The National Football League has decided to close down their 16 year experiment in globalization. NFL Europe will be no more. Goodbye NFL Europe! Thanks for your help in developing Kurt Warner, Jake Delhomme, and my personal favorite – Adam Vinatieri.
Unfortunately, the NFL will not leave the wider world alone. The commissioner stated: “From now on we will focus on regular-season games and use new technologies to make NFL more popular worldwide.”
What’s the point? I entitled this post “auf Wiedersehen” because the only country in which American football was even remotely popular was Germany. The league first began with 10 teams from across the States and Europe; including cities from Spain, Scotland, and England. When NFL Europe removed its shingle there were only six teams; five of them were in Germany and the sixth was in Amsterdam. Who knows, the attendance for the German teams may have been boosted by the American military in that country. That’s just a guess. I have no data to verify that statement.

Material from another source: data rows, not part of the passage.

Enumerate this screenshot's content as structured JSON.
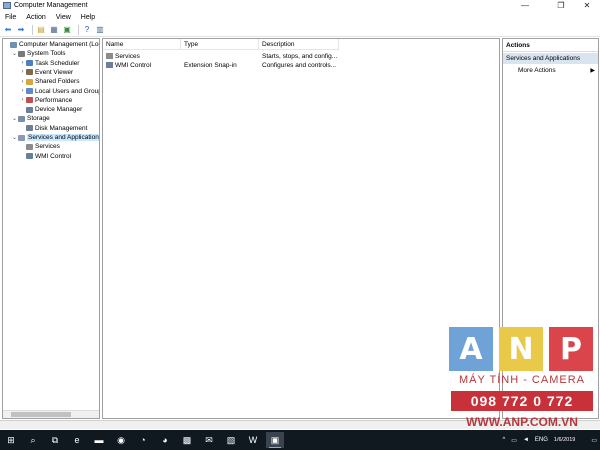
{
  "window": {
    "title": "Computer Management",
    "controls": [
      "—",
      "❐",
      "✕"
    ]
  },
  "menu": [
    "File",
    "Action",
    "View",
    "Help"
  ],
  "toolbar": {
    "buttons": [
      {
        "icon": "back-arrow-icon",
        "glyph": "⬅",
        "color": "#2a7bd4"
      },
      {
        "icon": "forward-arrow-icon",
        "glyph": "➡",
        "color": "#2a7bd4"
      },
      {
        "icon": "folder-up-icon",
        "glyph": "▤",
        "color": "#c79a2a"
      },
      {
        "icon": "show-hide-tree-icon",
        "glyph": "▦",
        "color": "#4a6a92"
      },
      {
        "icon": "export-list-icon",
        "glyph": "▣",
        "color": "#3d8b3d"
      },
      {
        "icon": "help-icon",
        "glyph": "?",
        "color": "#1f57b5"
      },
      {
        "icon": "properties-icon",
        "glyph": "▥",
        "color": "#4a6a92"
      }
    ]
  },
  "tree": [
    {
      "label": "Computer Management (Local",
      "level": 0,
      "expander": "",
      "icon": "computer-icon",
      "color": "#6f8fb5"
    },
    {
      "label": "System Tools",
      "level": 1,
      "expander": "⌄",
      "icon": "tools-icon",
      "color": "#7a7a7a"
    },
    {
      "label": "Task Scheduler",
      "level": 2,
      "expander": "›",
      "icon": "clock-icon",
      "color": "#4a7fc0"
    },
    {
      "label": "Event Viewer",
      "level": 2,
      "expander": "›",
      "icon": "event-viewer-icon",
      "color": "#7d6a4f"
    },
    {
      "label": "Shared Folders",
      "level": 2,
      "expander": "›",
      "icon": "shared-folder-icon",
      "color": "#d9a63a"
    },
    {
      "label": "Local Users and Groups",
      "level": 2,
      "expander": "›",
      "icon": "users-icon",
      "color": "#5c8cc9"
    },
    {
      "label": "Performance",
      "level": 2,
      "expander": "›",
      "icon": "performance-icon",
      "color": "#c0504d"
    },
    {
      "label": "Device Manager",
      "level": 2,
      "expander": "",
      "icon": "device-manager-icon",
      "color": "#6b7f99"
    },
    {
      "label": "Storage",
      "level": 1,
      "expander": "⌄",
      "icon": "storage-icon",
      "color": "#7a8ea8"
    },
    {
      "label": "Disk Management",
      "level": 2,
      "expander": "",
      "icon": "disk-icon",
      "color": "#6b7f99"
    },
    {
      "label": "Services and Applications",
      "level": 1,
      "expander": "⌄",
      "icon": "services-apps-icon",
      "color": "#8a9bb3",
      "selected": true
    },
    {
      "label": "Services",
      "level": 2,
      "expander": "",
      "icon": "gear-icon",
      "color": "#8c8c8c"
    },
    {
      "label": "WMI Control",
      "level": 2,
      "expander": "",
      "icon": "wmi-icon",
      "color": "#6b7f99"
    }
  ],
  "list": {
    "columns": [
      "Name",
      "Type",
      "Description"
    ],
    "rows": [
      {
        "name": "Services",
        "type": "",
        "description": "Starts, stops, and config...",
        "icon": "gear-icon",
        "color": "#8c8c8c"
      },
      {
        "name": "WMI Control",
        "type": "Extension Snap-in",
        "description": "Configures and controls...",
        "icon": "wmi-icon",
        "color": "#6b7f99"
      }
    ]
  },
  "actions": {
    "title": "Actions",
    "section": "Services and Applications",
    "items": [
      "More Actions"
    ]
  },
  "taskbar": {
    "items": [
      {
        "icon": "windows-start-icon",
        "glyph": "⊞"
      },
      {
        "icon": "search-icon",
        "glyph": "⌕"
      },
      {
        "icon": "task-view-icon",
        "glyph": "⧉"
      },
      {
        "icon": "edge-browser-icon",
        "glyph": "e"
      },
      {
        "icon": "file-explorer-icon",
        "glyph": "▬"
      },
      {
        "icon": "chrome-icon",
        "glyph": "◉"
      },
      {
        "icon": "firefox-icon",
        "glyph": "◔"
      },
      {
        "icon": "firefox-alt-icon",
        "glyph": "◕"
      },
      {
        "icon": "store-icon",
        "glyph": "▩"
      },
      {
        "icon": "mail-icon",
        "glyph": "✉"
      },
      {
        "icon": "notepad-icon",
        "glyph": "▧"
      },
      {
        "icon": "word-icon",
        "glyph": "W"
      },
      {
        "icon": "computer-management-icon",
        "glyph": "▣",
        "active": true
      }
    ],
    "tray": {
      "chevron": "^",
      "network": "▭",
      "volume": "◄",
      "language": "ENG",
      "time": "",
      "date": "1/6/2019",
      "notifications": "▭"
    }
  },
  "watermark": {
    "letters": [
      {
        "char": "A",
        "color": "#6fa3d8"
      },
      {
        "char": "N",
        "color": "#e8c94a"
      },
      {
        "char": "P",
        "color": "#d9454b"
      }
    ],
    "subtitle": "MÁY TÍNH - CAMERA",
    "phone": "098 772 0 772",
    "website": "WWW.ANP.COM.VN"
  }
}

My point is this: just like soccer will never take off in America, football will never be an international smash. Let’s accept that and move forward. What is the point of playing regular season games in foreign cities? Why do that? How will that create an appreciation and a fan base for American football? If a football league in Europe never took off after 16 seasons, why does anyone believe that playing NFL regular season games abroad will create a thirst for the game? NFL Europe was losing $30 million a season! You cannot blame all of that on poor play. The game just does not appeal to Europeans.

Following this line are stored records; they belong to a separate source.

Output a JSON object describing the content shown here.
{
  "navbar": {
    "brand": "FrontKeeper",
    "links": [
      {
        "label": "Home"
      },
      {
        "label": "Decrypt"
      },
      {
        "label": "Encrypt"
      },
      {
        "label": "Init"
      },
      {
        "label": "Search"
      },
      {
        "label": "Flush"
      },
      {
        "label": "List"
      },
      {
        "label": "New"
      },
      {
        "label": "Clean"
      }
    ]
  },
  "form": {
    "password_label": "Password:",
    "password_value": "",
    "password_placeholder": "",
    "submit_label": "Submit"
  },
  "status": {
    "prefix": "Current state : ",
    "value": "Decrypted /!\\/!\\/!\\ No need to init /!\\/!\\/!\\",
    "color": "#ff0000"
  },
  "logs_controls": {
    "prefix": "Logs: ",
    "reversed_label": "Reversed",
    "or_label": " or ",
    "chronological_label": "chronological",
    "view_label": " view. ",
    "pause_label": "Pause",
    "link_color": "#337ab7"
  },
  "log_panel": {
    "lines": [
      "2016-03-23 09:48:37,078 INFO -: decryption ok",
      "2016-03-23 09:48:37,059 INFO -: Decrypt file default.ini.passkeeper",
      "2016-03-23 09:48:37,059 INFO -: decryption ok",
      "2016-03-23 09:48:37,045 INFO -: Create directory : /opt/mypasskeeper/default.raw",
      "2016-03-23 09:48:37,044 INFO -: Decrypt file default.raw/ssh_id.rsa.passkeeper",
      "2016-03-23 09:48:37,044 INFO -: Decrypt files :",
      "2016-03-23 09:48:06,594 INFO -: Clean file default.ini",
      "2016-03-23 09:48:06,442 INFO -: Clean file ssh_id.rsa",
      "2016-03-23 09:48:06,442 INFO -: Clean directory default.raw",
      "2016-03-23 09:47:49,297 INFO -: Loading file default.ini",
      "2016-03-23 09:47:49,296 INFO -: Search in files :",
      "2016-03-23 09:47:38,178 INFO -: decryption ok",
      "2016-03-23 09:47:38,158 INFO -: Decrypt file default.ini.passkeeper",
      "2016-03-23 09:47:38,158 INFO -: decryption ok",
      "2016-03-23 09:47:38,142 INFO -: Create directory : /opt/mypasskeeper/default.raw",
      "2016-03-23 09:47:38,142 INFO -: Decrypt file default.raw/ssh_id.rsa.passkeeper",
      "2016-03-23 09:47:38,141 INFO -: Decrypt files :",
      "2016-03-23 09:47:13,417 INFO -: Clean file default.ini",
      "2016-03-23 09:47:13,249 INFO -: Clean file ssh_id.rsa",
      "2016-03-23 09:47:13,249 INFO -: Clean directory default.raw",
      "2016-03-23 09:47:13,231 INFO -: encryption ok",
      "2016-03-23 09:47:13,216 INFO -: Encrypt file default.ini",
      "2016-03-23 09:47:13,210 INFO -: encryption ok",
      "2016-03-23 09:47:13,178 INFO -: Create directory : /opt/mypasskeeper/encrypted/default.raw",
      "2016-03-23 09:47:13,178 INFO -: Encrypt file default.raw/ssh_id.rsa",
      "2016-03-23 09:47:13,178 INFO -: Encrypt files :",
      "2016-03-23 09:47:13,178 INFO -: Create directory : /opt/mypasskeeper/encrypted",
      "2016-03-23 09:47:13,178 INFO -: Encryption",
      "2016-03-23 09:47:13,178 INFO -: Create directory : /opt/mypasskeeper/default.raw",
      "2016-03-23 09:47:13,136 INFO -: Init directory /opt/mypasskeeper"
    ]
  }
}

Give it a rest. Play all the pre-season games in Europe, Asia, South America or wherever for all I care. But when the regular season begins, every game should be played stateside. Let the rest of the world watch the games on satellite. If they want to watch a game live they can book passage on a flight over here.